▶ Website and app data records
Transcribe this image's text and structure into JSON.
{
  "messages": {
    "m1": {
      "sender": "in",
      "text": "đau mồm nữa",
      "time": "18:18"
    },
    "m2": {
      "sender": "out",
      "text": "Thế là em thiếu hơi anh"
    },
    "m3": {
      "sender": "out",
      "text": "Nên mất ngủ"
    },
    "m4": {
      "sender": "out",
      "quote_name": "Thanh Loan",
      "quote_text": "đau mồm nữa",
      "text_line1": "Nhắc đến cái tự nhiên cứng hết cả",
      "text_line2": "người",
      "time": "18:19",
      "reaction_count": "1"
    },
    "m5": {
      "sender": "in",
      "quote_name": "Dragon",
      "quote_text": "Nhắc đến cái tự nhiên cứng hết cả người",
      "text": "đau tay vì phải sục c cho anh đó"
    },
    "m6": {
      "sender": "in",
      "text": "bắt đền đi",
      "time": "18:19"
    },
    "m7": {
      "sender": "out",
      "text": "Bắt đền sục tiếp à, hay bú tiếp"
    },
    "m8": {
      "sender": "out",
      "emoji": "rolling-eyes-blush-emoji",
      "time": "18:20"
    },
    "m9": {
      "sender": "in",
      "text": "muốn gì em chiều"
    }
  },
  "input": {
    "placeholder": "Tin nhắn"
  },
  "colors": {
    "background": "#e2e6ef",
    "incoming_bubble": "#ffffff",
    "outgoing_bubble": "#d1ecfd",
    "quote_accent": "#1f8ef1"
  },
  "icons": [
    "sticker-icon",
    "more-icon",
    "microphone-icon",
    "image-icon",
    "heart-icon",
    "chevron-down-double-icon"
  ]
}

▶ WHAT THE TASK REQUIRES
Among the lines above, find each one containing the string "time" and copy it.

▶ RESULT BELOW
      "time": "18:18"
      "time": "18:19",
      "time": "18:19"
      "time": "18:20"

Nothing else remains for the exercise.